Lets get the big one out of the way first. The reason I’ll be coming back is for the Batagor, a dish that could easily become a cult classic. Fried prawn wontons mingle with fried tofu and meatballs under a blanket of peanut sauce. Every forkful is a lottery; one where it could be bland tofu, dense beef, or sweet prawn meat, all in a satay-style sauce that grows in prowess. On the side is treacle-like ketcap manis and an umami fueled sambal, both of which get thrown in to the mix. The result is a plate of food unlike any other I have tried before.

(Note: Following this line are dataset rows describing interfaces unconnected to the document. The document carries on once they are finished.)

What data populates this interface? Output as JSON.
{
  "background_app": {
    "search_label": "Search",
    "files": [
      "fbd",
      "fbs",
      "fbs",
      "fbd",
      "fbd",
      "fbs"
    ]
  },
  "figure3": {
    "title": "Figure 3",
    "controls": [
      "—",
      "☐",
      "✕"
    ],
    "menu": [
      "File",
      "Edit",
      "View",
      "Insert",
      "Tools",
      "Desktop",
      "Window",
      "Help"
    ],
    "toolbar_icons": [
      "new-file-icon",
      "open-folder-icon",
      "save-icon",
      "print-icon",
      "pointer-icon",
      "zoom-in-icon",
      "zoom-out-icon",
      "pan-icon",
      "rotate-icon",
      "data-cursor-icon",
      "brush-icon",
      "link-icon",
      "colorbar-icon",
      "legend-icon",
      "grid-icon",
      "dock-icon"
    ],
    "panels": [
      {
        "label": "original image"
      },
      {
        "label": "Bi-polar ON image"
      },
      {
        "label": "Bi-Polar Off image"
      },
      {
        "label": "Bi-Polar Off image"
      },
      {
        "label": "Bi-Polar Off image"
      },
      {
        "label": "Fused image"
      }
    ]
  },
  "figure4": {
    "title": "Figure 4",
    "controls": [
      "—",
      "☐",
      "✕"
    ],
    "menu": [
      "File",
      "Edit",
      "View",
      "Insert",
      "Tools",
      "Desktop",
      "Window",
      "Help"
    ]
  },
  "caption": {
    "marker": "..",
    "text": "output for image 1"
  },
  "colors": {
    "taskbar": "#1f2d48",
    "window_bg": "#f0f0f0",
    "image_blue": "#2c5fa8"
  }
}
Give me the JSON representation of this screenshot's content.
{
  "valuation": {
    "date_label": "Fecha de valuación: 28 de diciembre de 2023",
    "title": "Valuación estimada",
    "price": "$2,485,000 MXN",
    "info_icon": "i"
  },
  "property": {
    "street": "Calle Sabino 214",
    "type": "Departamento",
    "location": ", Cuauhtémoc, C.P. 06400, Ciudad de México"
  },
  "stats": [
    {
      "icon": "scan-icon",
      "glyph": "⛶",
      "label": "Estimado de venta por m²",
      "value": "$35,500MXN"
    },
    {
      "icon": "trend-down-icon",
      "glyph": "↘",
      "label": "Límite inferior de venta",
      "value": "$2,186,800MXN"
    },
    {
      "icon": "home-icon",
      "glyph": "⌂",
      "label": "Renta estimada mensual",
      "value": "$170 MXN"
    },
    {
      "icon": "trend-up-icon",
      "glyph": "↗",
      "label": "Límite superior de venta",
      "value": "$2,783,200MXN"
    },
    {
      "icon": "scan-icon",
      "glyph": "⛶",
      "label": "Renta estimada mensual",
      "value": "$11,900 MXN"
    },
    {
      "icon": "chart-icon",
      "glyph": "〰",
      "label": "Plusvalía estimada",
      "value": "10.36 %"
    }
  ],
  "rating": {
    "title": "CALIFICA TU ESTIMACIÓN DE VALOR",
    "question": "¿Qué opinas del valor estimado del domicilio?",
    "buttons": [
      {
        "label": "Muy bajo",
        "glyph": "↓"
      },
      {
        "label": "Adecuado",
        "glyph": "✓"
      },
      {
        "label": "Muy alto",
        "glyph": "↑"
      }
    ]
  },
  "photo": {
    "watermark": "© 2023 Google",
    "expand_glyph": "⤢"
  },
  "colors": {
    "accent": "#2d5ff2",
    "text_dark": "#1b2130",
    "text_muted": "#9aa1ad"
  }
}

It is worth a visit for this alone.

I probably won’t order the Indomie again, but I think my girlfriend may. The combination of noodles, grated cheese, poached egg, crispy onions, and corned beef is a bit student dinner for my liking, and melted cheese on noodles is something I’ll never fully get on board with. Instead I’ll take more of the Martabak, which is essentially a Findus crispy pancake, and really gets going with a lick of the chilli sauce. Likewise I’ll gladly have more of the Bakwan, which is kind of rosti/bhajii hybrid of vegetables. It’s greaseless and bright in both colour and flavour. We order prawn and chicken dumpling that get eaten before I take a picture. They are good as far as dim sum go.

The bill for all of this is £30, including two very nice cups of Indonesian coffee. Look, I have never been to Indonesia and I know very little about the cuisine. I can’t tell you that it is the greatest of it’s kind because I don’t know that. But what I can tell you is that for the first time since Modu I felt fully immersed in a style of food that was both new to me and extremely tasty. It might not all be as great as the Batagor, though at fifteen quid a head anyone with an interest in food should be paying it a visit to see for themselves.

8/10

A2B got me here, just like they always do

Ngopi don’t have a website per se, though you can find them on Dale End